Jacopo da Ponte (called Jacopo Bassano);
Francesco da Ponte (called Francesco Bassano)

The Departure of Abraham for Canaan, c. 1570-71
oil on canvas
191 x 257 cm
Gift of Michal and Renata Hornstein, Montreal, 1997, in honour of Shirley L. Thomson

This grandiose, late-Renaissance painting is a collaborative work by the most prominent members of a dynasty of painters who came from the town of Bassano del Grappa on the Venetian mainland. In his maturity, Jacopo Bassano began to paint genre pictures with Old Testament subjects of migration, which proved immensely popular in a society that had been forced to adapt from being a maritime power to becoming an agrarian one. Hitherto such subjects had been rare in Italian painting, although they figure in the 13th-century mosaics in the atrium of St. Mark's. The fact that Venice was an early centre of publishing would also have favoured interest in such subjects, possibly encouraged by such publications as Pietro Aretino's translation into Italian of the Book of Genesis, current editions of Virgil's Georgics, and the poem Arcadia by the contemporary humanist Sannazzaro, which favoured the development of a pastoral landscape tradition in the Veneto.

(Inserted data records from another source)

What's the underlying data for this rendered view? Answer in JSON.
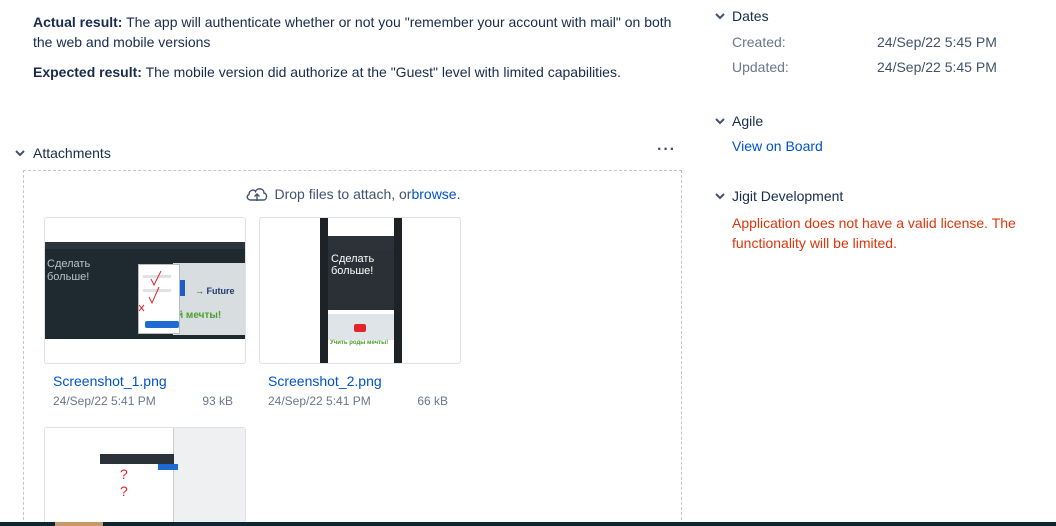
{
  "description": {
    "actual_label": "Actual result:",
    "actual_text": " The app will authenticate whether or not you \"remember your account with mail\" on both the web and mobile versions",
    "expected_label": "Expected result:",
    "expected_text": " The mobile version did authorize at the \"Guest\" level with limited capabilities."
  },
  "attachments": {
    "title": "Attachments",
    "more_label": "···",
    "drop_text": "Drop files to attach, or ",
    "browse_label": "browse.",
    "files": [
      {
        "name": "Screenshot_1.png",
        "date": "24/Sep/22 5:41 PM",
        "size": "93 kB"
      },
      {
        "name": "Screenshot_2.png",
        "date": "24/Sep/22 5:41 PM",
        "size": "66 kB"
      }
    ],
    "thumb1": {
      "left_text": "Сделать больше!",
      "future": "→ Future",
      "green": "й мечты!"
    },
    "thumb2": {
      "hero_text": "Сделать больше!",
      "green": "Учить роды мечты!"
    },
    "thumb3": {
      "mark1": "?",
      "mark2": "?"
    }
  },
  "sidebar": {
    "dates": {
      "title": "Dates",
      "created_label": "Created:",
      "created_value": "24/Sep/22 5:45 PM",
      "updated_label": "Updated:",
      "updated_value": "24/Sep/22 5:45 PM"
    },
    "agile": {
      "title": "Agile",
      "link": "View on Board"
    },
    "jigit": {
      "title": "Jigit Development",
      "error": "Application does not have a valid license. The functionality will be limited."
    }
  },
  "colors": {
    "link": "#0052cc",
    "error": "#de350b",
    "text": "#172b4d"
  }
}
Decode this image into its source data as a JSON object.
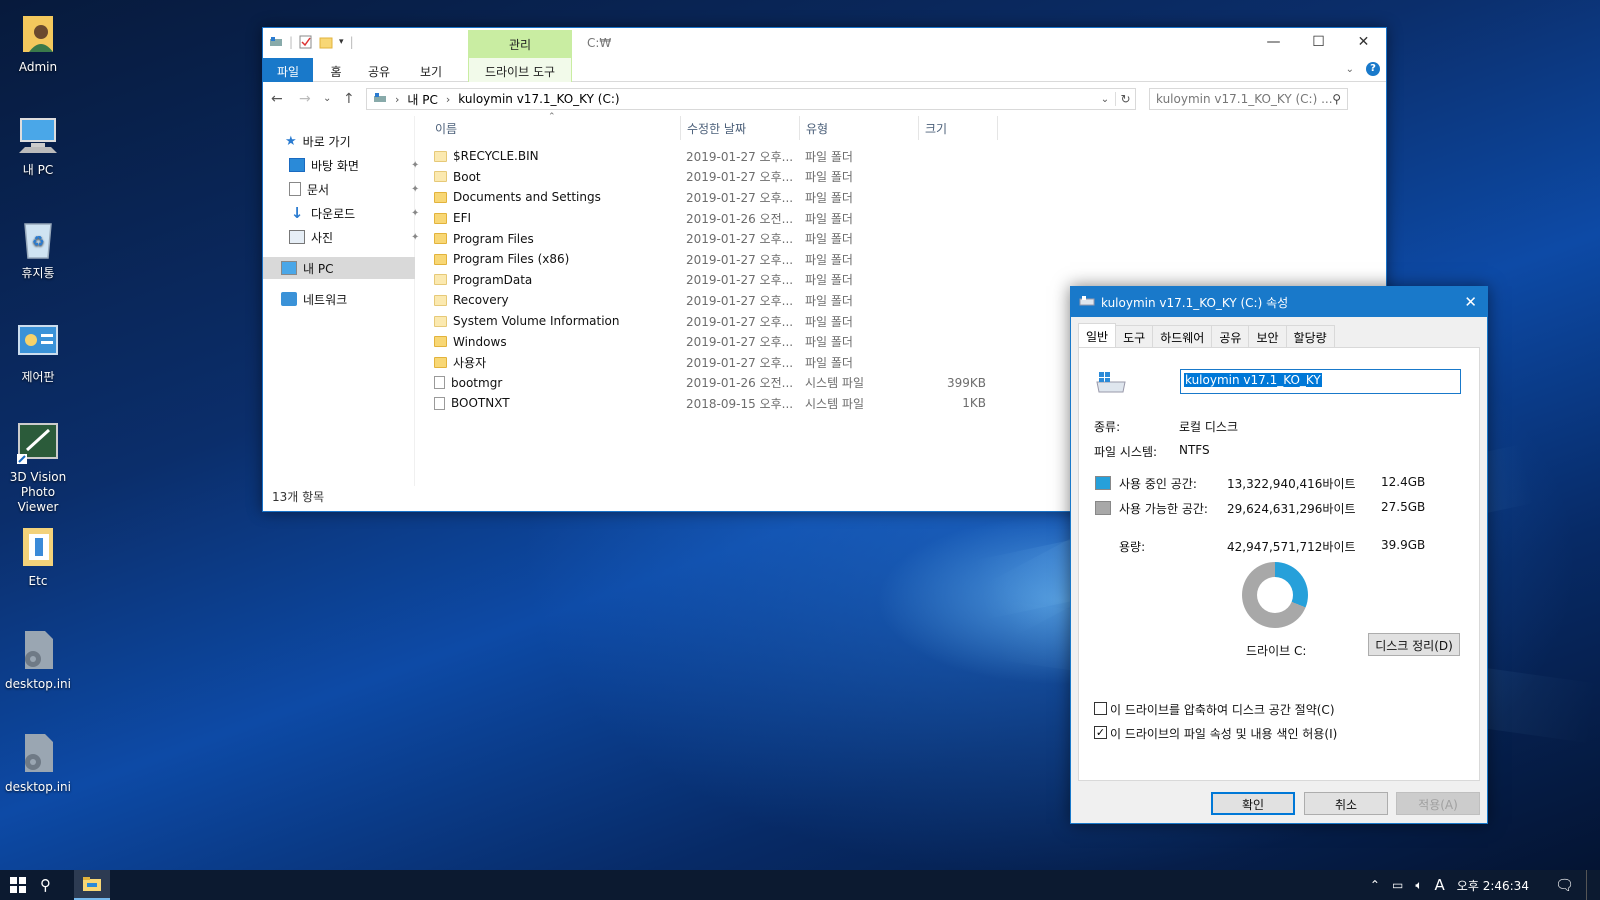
{
  "desktop": {
    "icons": [
      {
        "label": "Admin",
        "icon": "user-folder-icon"
      },
      {
        "label": "내 PC",
        "icon": "computer-icon"
      },
      {
        "label": "휴지통",
        "icon": "recycle-bin-icon"
      },
      {
        "label": "제어판",
        "icon": "control-panel-icon"
      },
      {
        "label": "3D Vision Photo Viewer",
        "icon": "photo-viewer-icon"
      },
      {
        "label": "Etc",
        "icon": "folder-icon"
      },
      {
        "label": "desktop.ini",
        "icon": "settings-file-icon"
      },
      {
        "label": "desktop.ini",
        "icon": "settings-file-icon"
      }
    ]
  },
  "explorer": {
    "title_path": "C:₩",
    "context_tab_group": "관리",
    "ribbon_tabs": [
      "파일",
      "홈",
      "공유",
      "보기",
      "드라이브 도구"
    ],
    "address": {
      "crumbs": [
        "내 PC",
        "kuloymin v17.1_KO_KY (C:)"
      ]
    },
    "search_placeholder": "kuloymin v17.1_KO_KY (C:) ...",
    "nav": {
      "quick_access": "바로 가기",
      "items": [
        "바탕 화면",
        "문서",
        "다운로드",
        "사진"
      ],
      "this_pc": "내 PC",
      "network": "네트워크"
    },
    "columns": [
      "이름",
      "수정한 날짜",
      "유형",
      "크기"
    ],
    "files": [
      {
        "name": "$RECYCLE.BIN",
        "date": "2019-01-27 오후...",
        "type": "파일 폴더",
        "size": "",
        "kind": "folder-pale"
      },
      {
        "name": "Boot",
        "date": "2019-01-27 오후...",
        "type": "파일 폴더",
        "size": "",
        "kind": "folder-pale"
      },
      {
        "name": "Documents and Settings",
        "date": "2019-01-27 오후...",
        "type": "파일 폴더",
        "size": "",
        "kind": "folder-link"
      },
      {
        "name": "EFI",
        "date": "2019-01-26 오전...",
        "type": "파일 폴더",
        "size": "",
        "kind": "folder"
      },
      {
        "name": "Program Files",
        "date": "2019-01-27 오후...",
        "type": "파일 폴더",
        "size": "",
        "kind": "folder"
      },
      {
        "name": "Program Files (x86)",
        "date": "2019-01-27 오후...",
        "type": "파일 폴더",
        "size": "",
        "kind": "folder"
      },
      {
        "name": "ProgramData",
        "date": "2019-01-27 오후...",
        "type": "파일 폴더",
        "size": "",
        "kind": "folder-pale"
      },
      {
        "name": "Recovery",
        "date": "2019-01-27 오후...",
        "type": "파일 폴더",
        "size": "",
        "kind": "folder-pale"
      },
      {
        "name": "System Volume Information",
        "date": "2019-01-27 오후...",
        "type": "파일 폴더",
        "size": "",
        "kind": "folder-pale"
      },
      {
        "name": "Windows",
        "date": "2019-01-27 오후...",
        "type": "파일 폴더",
        "size": "",
        "kind": "folder"
      },
      {
        "name": "사용자",
        "date": "2019-01-27 오후...",
        "type": "파일 폴더",
        "size": "",
        "kind": "folder"
      },
      {
        "name": "bootmgr",
        "date": "2019-01-26 오전...",
        "type": "시스템 파일",
        "size": "399KB",
        "kind": "file"
      },
      {
        "name": "BOOTNXT",
        "date": "2018-09-15 오후...",
        "type": "시스템 파일",
        "size": "1KB",
        "kind": "file"
      }
    ],
    "status": "13개 항목"
  },
  "properties": {
    "title": "kuloymin v17.1_KO_KY (C:) 속성",
    "tabs": [
      "일반",
      "도구",
      "하드웨어",
      "공유",
      "보안",
      "할당량"
    ],
    "volume_name": "kuloymin v17.1_KO_KY",
    "type_label": "종류:",
    "type_value": "로컬 디스크",
    "fs_label": "파일 시스템:",
    "fs_value": "NTFS",
    "used_label": "사용 중인 공간:",
    "used_bytes": "13,322,940,416바이트",
    "used_size": "12.4GB",
    "free_label": "사용 가능한 공간:",
    "free_bytes": "29,624,631,296바이트",
    "free_size": "27.5GB",
    "cap_label": "용량:",
    "cap_bytes": "42,947,571,712바이트",
    "cap_size": "39.9GB",
    "drive_label": "드라이브 C:",
    "cleanup_button": "디스크 정리(D)",
    "compress_label": "이 드라이브를 압축하여 디스크 공간 절약(C)",
    "compress_checked": false,
    "index_label": "이 드라이브의 파일 속성 및 내용 색인 허용(I)",
    "index_checked": true,
    "ok": "확인",
    "cancel": "취소",
    "apply": "적용(A)",
    "used_fraction": 0.31,
    "colors": {
      "used": "#26a0da",
      "free": "#a8a8a8"
    }
  },
  "taskbar": {
    "time": "오후 2:46:34",
    "ime": "A"
  }
}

The animals and objects featured so prominently - the flock of sheep, spotted hunting dog, copper pots, Turkish ceramics, and striped fabrics - would all have been familiar sights to the artist and his audience. As the demand for such scenes grew, Jacopo involved members of his family in their production, and by 1570 it would appear that he entrusted his son Francesco to lay in the composition. Evidence of Jacopo's hand can be found in the brilliant and deft touches of colour in the iridescent pink and pale blue drapery of the woman on the left, the vibrant copper tones of pots in the foreground, and the figures of Abraham immediately behind and God above.

The scale of the painting suggests it was made for the androne, or entrance hall, of a Venetian palace or country villa. First recorded in the mid-nineteenth century in the important collection of the Duke of Hamilton, the painting is in a fine state of preservation and adds to the European collection an Italian work with genre and still-life elements not otherwise represented.